In The Mysterious Maya, I learned a lot of things in regards to the history of the native inhabitants of Central America and in relation to the Spanish involvement thereafter. I learned a great deal about the culture and religion of the Maya and Aztec population. I had no idea the extent of the two culture's belief systems.
In the article, I found the information on the Toltec-Aztec religion to be quite fascinating. The authors bring up the almost voodoo-like, "superstitious," (p. 5) aspect of their culture:
"…they cut open their victims' chests and tore out their still-beating hearts as an offering to the sun god…they were feeding it with its favourite food, human life-force, which would ensure that the sun would keep on rising" (p. 5).
The term "life-force" raises my eyebrows. I would like to learn more in-depth about how their spirituality beyond the mutilation of the body. Do they believe in hell? What do they believe "heaven" is? What happens in heaven?

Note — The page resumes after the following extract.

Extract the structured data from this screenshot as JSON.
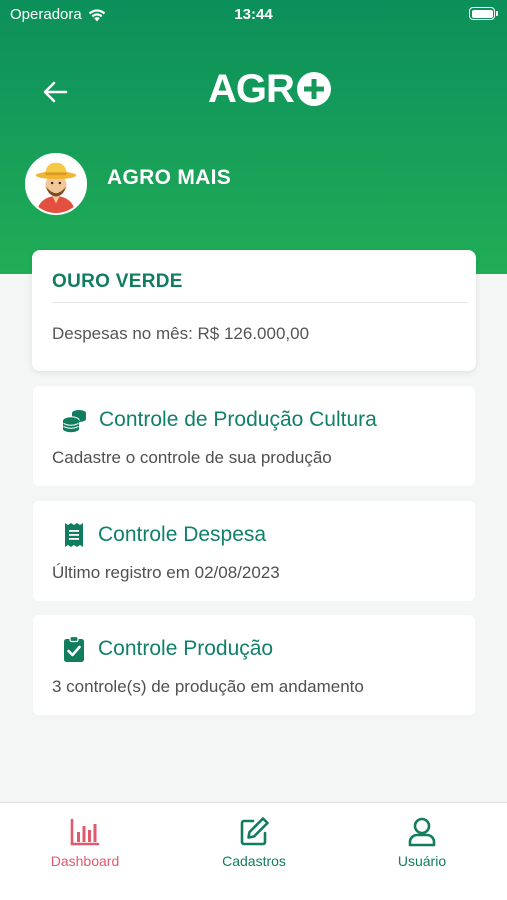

To Western civilizations, this would seem frightening – and very absurd – that the idea of sacrificing a human being to appease the gods is practical or even viable. But I, like the authors, believe that it is not unlike the Christian model of "mortification of the flesh and self-sacrifice" (p. 2).It is interesting to me that Cortes and the Catholic Church didn't realize this parallel.

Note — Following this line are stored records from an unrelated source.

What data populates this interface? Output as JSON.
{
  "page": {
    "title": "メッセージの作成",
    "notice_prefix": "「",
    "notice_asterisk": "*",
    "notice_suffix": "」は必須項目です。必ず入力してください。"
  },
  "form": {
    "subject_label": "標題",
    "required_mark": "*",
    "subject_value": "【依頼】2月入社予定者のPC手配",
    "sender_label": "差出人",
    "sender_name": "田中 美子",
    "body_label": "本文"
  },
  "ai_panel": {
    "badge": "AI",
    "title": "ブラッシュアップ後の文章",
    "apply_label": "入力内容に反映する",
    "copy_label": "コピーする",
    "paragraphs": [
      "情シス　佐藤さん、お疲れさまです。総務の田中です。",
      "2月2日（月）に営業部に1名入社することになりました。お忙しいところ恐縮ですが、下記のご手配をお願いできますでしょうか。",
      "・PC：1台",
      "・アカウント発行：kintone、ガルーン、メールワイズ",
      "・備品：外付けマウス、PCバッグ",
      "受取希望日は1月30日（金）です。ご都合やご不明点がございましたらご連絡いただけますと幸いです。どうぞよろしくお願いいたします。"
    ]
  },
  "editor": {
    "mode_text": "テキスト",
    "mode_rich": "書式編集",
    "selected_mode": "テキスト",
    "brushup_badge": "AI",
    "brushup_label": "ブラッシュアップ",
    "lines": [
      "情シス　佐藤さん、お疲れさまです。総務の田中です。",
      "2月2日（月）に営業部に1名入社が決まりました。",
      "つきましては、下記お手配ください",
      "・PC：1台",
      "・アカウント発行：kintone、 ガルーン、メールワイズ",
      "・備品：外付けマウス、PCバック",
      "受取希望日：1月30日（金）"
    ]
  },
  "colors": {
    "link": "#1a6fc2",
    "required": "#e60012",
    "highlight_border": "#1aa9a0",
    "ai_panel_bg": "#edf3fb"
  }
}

Connecting this point, I learned how ethnocentric the newly-settled Spanish-Americans really were. It seems to me that even the more enlightened researchers and Catholic Friars who communicated with the "Indians" had this view. In an attempt to explain the "backwards" religion and culture of the Aztec and Maya populations, the unique and uncanny Mesopotamian similarities in architecture of Palenque, and even allusion that the "Roman Empire" (p.19) had a hand in the erection of …